When you live on an island, you inherit a more desperate love for land. 

When you’re surrounded by the sea, you come into close contact with the idea of land being precious and finite. When you’re constantly surrounded by enough raging water to drown everyone and everything you have, you begin to associate land with the idea of the only kind of safety you can have on a rock, circling a star in space at an astounding speed. 

Living on an island makes it hard to forget that the possibility of death is very real, always. 

1420, Taprobane. A collection of maps, in Greek, after Ptolemy’s Geographia. British Library digital collections.


A house I’d like to grow old in

I stopped by that house I’d like to grow old in.
It was old, and a little broken, with an uncompromising sea view—
That day, she had her doors wide open,
with white cotton curtains dreaming in the salty sea-blowing. 
All the windows were open,
and, no one seemed to be home (although they were probably just in the back at that precise moment).

The house was calling me in.

But, I knew that I couldn’t do it.
Although this dream-house was real, just six steps away from me,
I felt the river of time flowing in between
I was here,
she was across.

There’s no way but through.

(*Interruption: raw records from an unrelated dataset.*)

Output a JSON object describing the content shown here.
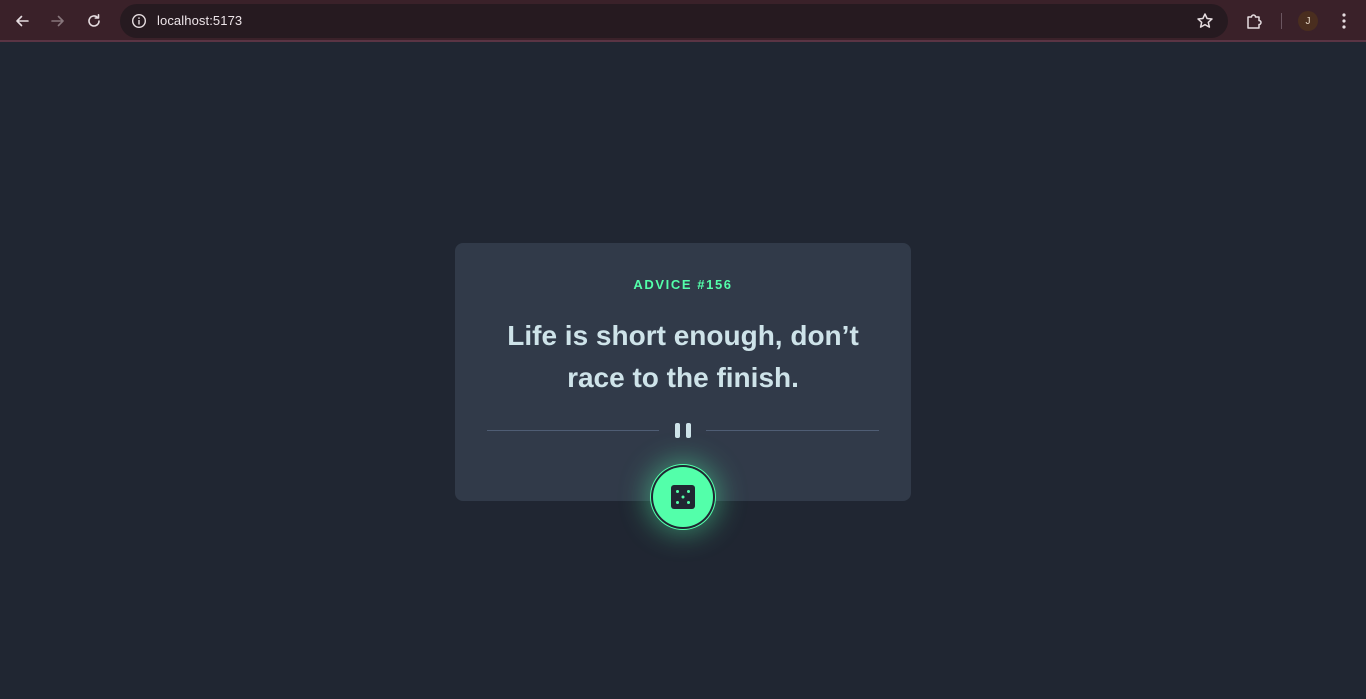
{
  "browser": {
    "url": "localhost:5173",
    "profile_initial": "J",
    "colors": {
      "toolbar": "#3a2129",
      "omnibox": "#261a20"
    },
    "icons": [
      "back-arrow-icon",
      "forward-arrow-icon",
      "reload-icon",
      "info-icon",
      "star-icon",
      "extensions-icon",
      "kebab-menu-icon"
    ]
  },
  "advice": {
    "id_label": "ADVICE #156",
    "text": "Life is short enough, don’t race to the finish.",
    "colors": {
      "accent": "#53ffaa",
      "text": "#cee3e9",
      "card": "#313a49",
      "background": "#202632"
    },
    "icons": [
      "pause-icon",
      "dice-icon"
    ]
  }
}
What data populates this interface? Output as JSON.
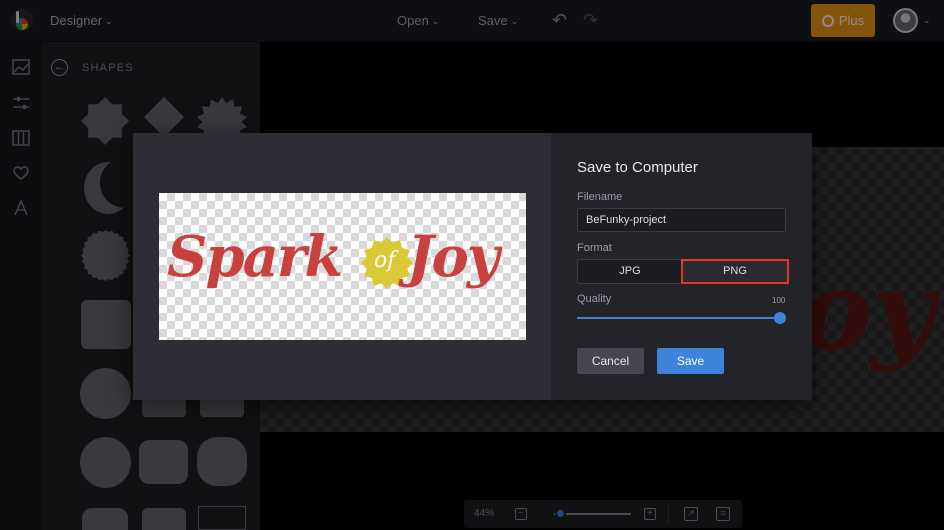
{
  "header": {
    "mode_label": "Designer",
    "open_label": "Open",
    "save_label": "Save",
    "plus_label": "Plus",
    "caret_glyph": "⌄"
  },
  "rail": {
    "icons": [
      "image-icon",
      "sliders-icon",
      "layout-icon",
      "heart-icon",
      "text-icon"
    ]
  },
  "panel": {
    "title": "SHAPES"
  },
  "canvas": {
    "zoom_label": "44%"
  },
  "dialog": {
    "title": "Save to Computer",
    "filename_label": "Filename",
    "filename_value": "BeFunky-project",
    "format_label": "Format",
    "formats": [
      "JPG",
      "PNG"
    ],
    "selected_format": "PNG",
    "quality_label": "Quality",
    "quality_value": "100",
    "cancel_label": "Cancel",
    "save_label": "Save"
  },
  "artwork": {
    "word1": "Spark",
    "connector": "of",
    "word2": "Joy",
    "background_word": "oy",
    "text_color": "#c8413f",
    "badge_color": "#d8c935"
  },
  "colors": {
    "accent": "#3d83d9",
    "plus": "#f39a17",
    "selection_outline": "#e0392b"
  }
}
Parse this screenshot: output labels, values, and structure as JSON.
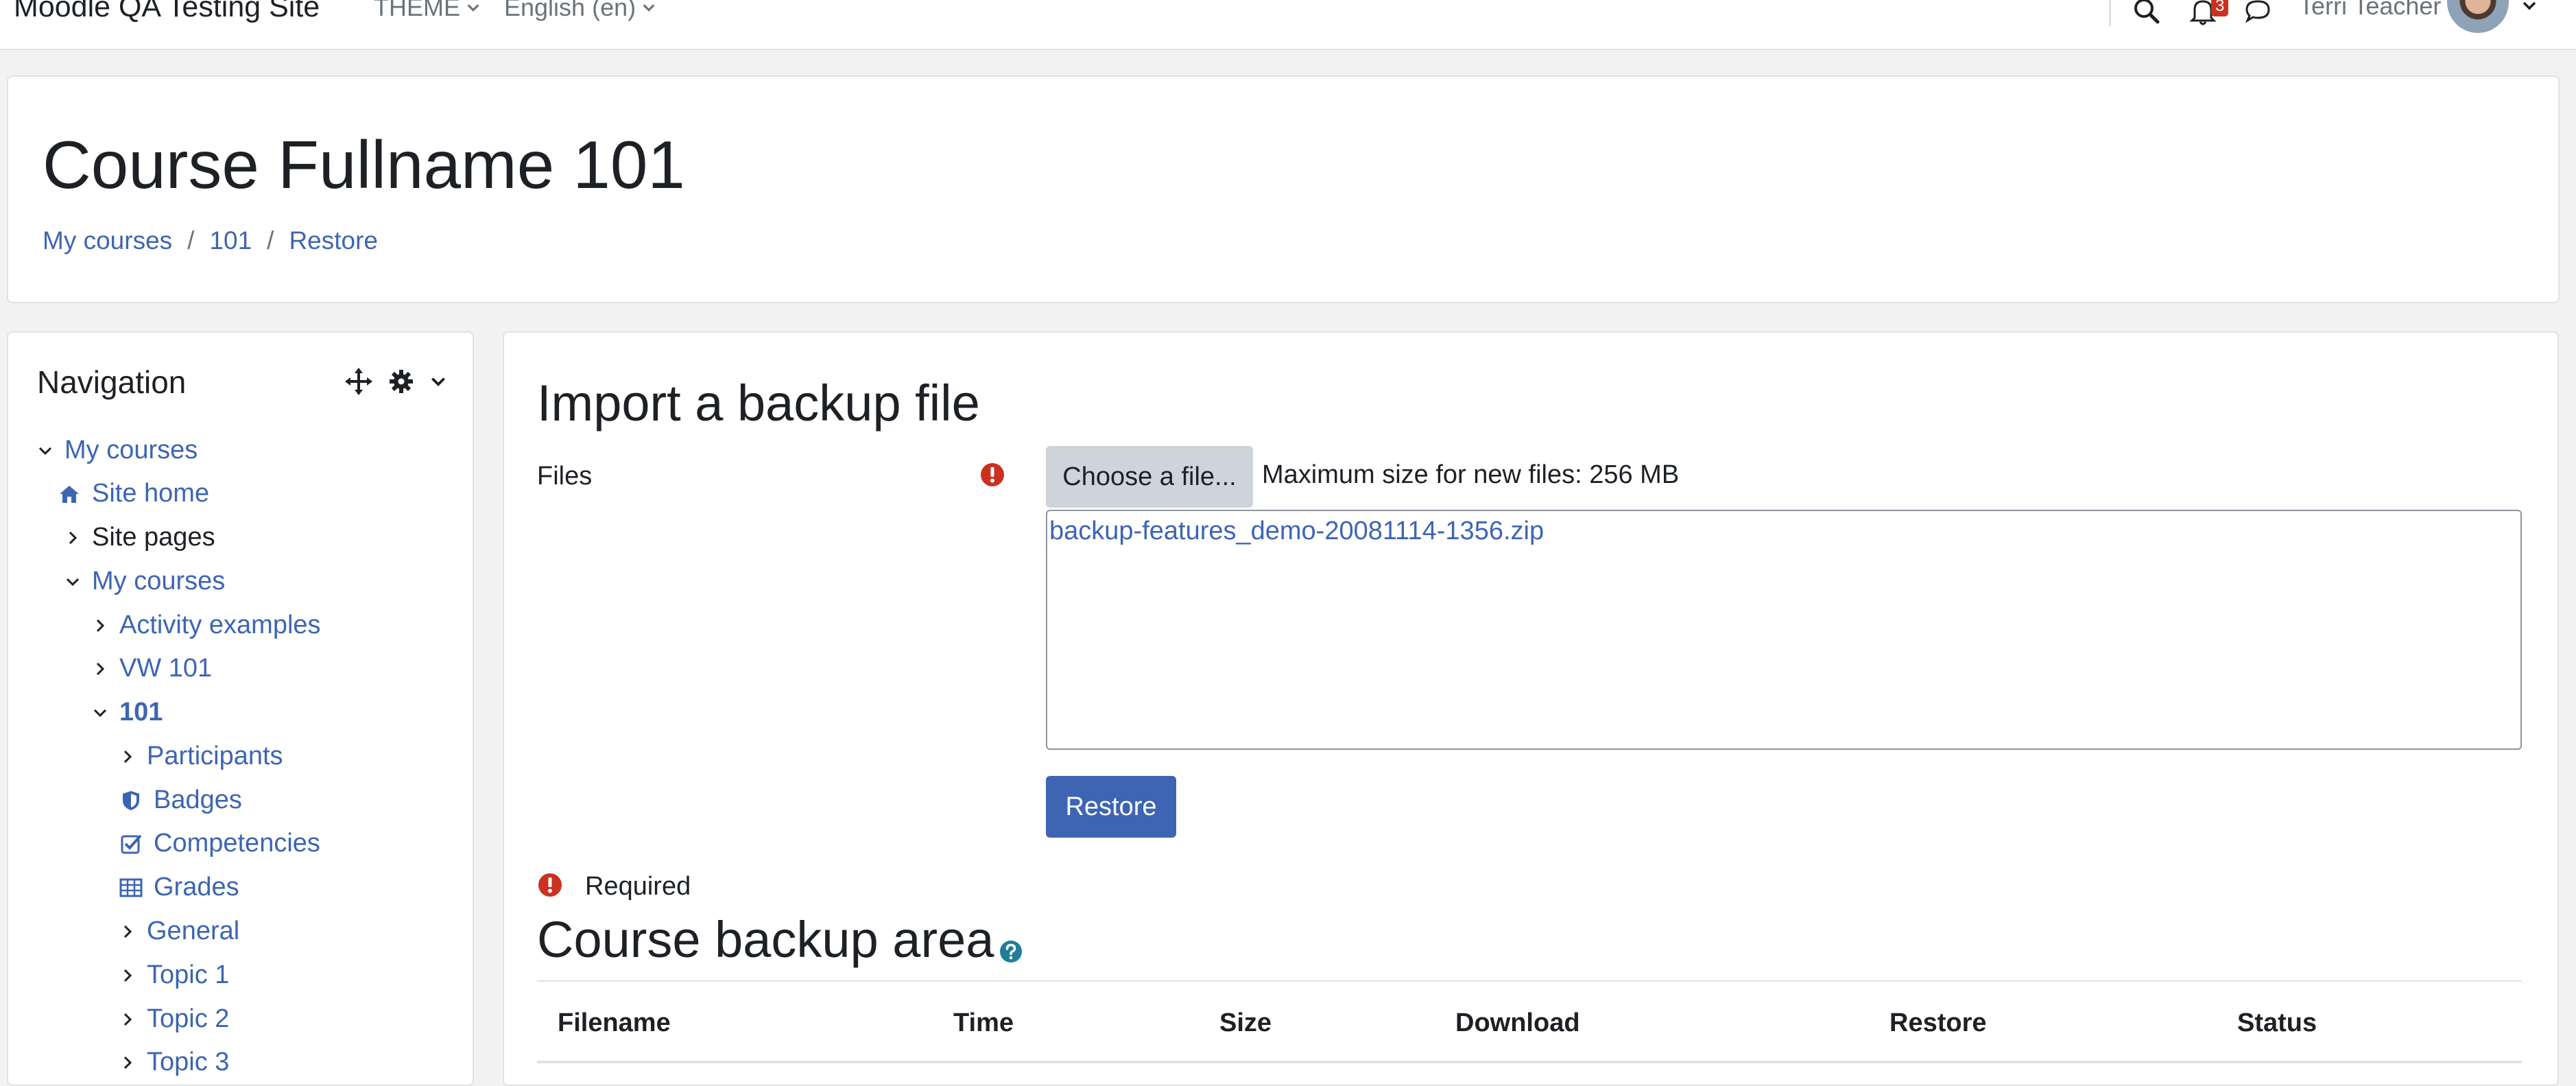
{
  "navbar": {
    "site_name": "Moodle QA Testing Site",
    "theme_menu": "THEME",
    "language_menu": "English (en)",
    "notifications_count": "3",
    "user_name": "Terri Teacher"
  },
  "header": {
    "course_title": "Course Fullname 101",
    "breadcrumb": [
      "My courses",
      "101",
      "Restore"
    ],
    "breadcrumb_separator": "/"
  },
  "navigation": {
    "title": "Navigation",
    "items": [
      {
        "label": "My courses",
        "icon": "chevron-down-icon"
      },
      {
        "label": "Site home",
        "icon": "home-icon"
      },
      {
        "label": "Site pages",
        "icon": "chevron-right-icon"
      },
      {
        "label": "My courses",
        "icon": "chevron-down-icon"
      },
      {
        "label": "Activity examples",
        "icon": "chevron-right-icon"
      },
      {
        "label": "VW 101",
        "icon": "chevron-right-icon"
      },
      {
        "label": "101",
        "icon": "chevron-down-icon"
      },
      {
        "label": "Participants",
        "icon": "chevron-right-icon"
      },
      {
        "label": "Badges",
        "icon": "shield-icon"
      },
      {
        "label": "Competencies",
        "icon": "checkbox-icon"
      },
      {
        "label": "Grades",
        "icon": "table-icon"
      },
      {
        "label": "General",
        "icon": "chevron-right-icon"
      },
      {
        "label": "Topic 1",
        "icon": "chevron-right-icon"
      },
      {
        "label": "Topic 2",
        "icon": "chevron-right-icon"
      },
      {
        "label": "Topic 3",
        "icon": "chevron-right-icon"
      }
    ]
  },
  "main": {
    "import_heading": "Import a backup file",
    "files_label": "Files",
    "choose_file_label": "Choose a file...",
    "max_size_text": "Maximum size for new files: 256 MB",
    "file_name": "backup-features_demo-20081114-1356.zip",
    "restore_button": "Restore",
    "required_text": "Required",
    "backup_area_heading": "Course backup area",
    "table_headers": [
      "Filename",
      "Time",
      "Size",
      "Download",
      "Restore",
      "Status"
    ]
  },
  "colors": {
    "link": "#3d65b3",
    "primary_button": "#3d65b3",
    "secondary_button": "#ced4da",
    "required_icon": "#ca3120",
    "help_icon": "#1f7e9a"
  }
}
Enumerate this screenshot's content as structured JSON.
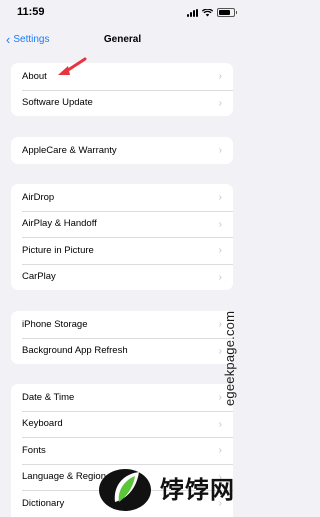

So, I told her I’ll walk in,
but, I’ll be drenched and soaking.
Wait for me.

Alper Yesiltas 

Secret shore

I want a life that is a secret shore,
that no one else but my Love would know.
I would weep and heal there.
I would love and die there.
I would see the most beautiful sunset and take no picture to show someone or sell somewhere.
I would see the magnificence of water and the sun,
Of the moon and the mount
Of the wolves and the hunt
Of the colours of her crown.
I would see where things begin and end, but tell no one.
Because, to speak of that 
would be to crack the perfect cup. 

1922, Internet Archive Book Images. Haynes, Jack Ellis. Harold B. Lee Library via Brigham Young University